After the Death of a Friend, I Feel Enlightened for Approximately Three Days

Like every other griever, I kept the memorial card
in a book for awhile. Or my pocket. I skipped
the potluck because I had a pedicure, or didn’t have enough

time in my schedule or didn’t make any. I can’t
be everywhere at once except when I am
online. Someone texted me while I was touching

her coffin. While my left hand was resting
on my friend’s satin-lined box and my right hand
made the sign of the cross, my phone

buzzed. This is modern life and the Victorian era
happening at once. This is technology and yes-even-if-you-
have-a-good-cell-plan-people-die vibrating my ass.

44 year-olds aren’t supposed to leave this early.
My head has been soaking in dish soap, my hands?
Crossing off funerals songs from my iPhone.

All these winters have caught up to me. I can’t explain
this turmoil. For a few days I saw God in everything—
the flickering lamp, the bathwater, the unwashed dishes

—but I forgot faith somewhere in the parking lot
when I let the memorial card slip out of the pages
of my book, so I could stop remembering she was gone.

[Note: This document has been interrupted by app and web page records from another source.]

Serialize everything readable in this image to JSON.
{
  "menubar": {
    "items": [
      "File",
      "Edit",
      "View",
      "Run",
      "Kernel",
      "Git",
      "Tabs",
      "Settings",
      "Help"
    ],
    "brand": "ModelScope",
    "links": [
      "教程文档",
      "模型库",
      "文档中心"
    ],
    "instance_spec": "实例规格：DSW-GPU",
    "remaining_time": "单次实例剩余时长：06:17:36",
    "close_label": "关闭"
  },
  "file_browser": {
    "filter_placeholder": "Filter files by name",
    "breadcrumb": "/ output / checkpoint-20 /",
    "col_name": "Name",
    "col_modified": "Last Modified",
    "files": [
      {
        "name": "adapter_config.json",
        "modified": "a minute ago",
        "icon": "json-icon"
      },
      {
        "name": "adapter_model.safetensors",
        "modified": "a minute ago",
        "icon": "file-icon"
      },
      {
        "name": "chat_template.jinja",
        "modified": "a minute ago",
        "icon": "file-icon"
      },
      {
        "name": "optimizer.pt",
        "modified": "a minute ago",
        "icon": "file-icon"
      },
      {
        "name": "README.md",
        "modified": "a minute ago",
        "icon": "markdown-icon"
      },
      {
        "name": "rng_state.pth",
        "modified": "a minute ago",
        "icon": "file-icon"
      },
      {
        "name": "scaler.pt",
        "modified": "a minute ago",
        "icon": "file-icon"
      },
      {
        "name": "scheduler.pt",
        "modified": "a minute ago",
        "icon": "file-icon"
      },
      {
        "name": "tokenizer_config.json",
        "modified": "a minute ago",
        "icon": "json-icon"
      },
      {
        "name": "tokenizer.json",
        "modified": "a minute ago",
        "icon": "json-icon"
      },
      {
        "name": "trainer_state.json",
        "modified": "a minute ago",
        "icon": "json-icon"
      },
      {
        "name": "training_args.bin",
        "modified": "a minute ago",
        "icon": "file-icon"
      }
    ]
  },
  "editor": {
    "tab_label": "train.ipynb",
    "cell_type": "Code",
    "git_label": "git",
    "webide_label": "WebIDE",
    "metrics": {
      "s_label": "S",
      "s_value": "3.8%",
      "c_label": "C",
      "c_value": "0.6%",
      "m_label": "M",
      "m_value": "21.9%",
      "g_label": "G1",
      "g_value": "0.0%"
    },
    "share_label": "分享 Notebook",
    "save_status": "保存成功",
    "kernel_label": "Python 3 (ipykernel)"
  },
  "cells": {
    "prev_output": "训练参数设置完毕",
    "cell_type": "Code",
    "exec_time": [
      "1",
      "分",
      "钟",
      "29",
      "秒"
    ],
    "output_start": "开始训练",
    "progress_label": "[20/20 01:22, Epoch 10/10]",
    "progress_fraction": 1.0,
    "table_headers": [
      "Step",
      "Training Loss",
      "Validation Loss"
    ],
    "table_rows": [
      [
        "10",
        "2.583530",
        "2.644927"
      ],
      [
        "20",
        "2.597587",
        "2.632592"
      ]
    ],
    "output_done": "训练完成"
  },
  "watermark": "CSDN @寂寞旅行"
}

Kelli Russell Agodon is the author of Hourglass Museum (White Pine Press, 2014) and The Daily Poet: Day-By-Day Prompts for Your Writing Practice, which she coauthored with Martha Silano. Her other books include Letters from the Emily Dickinson Room, Small Knots, Geography, and Fire On Her Tongue: An Anthology of Contemporary Women's Poetry which she edited with Annette Spaulding-Convy. Kelli is the co-founder of Two Sylvias Press and was the editor of Crab Creek Review. When not writing or editing, she can be found in her small Northwest seaside town mountain-biking, paddleboarding, or walking her golden retriever, Buddy Holly. See more at www.agodon.com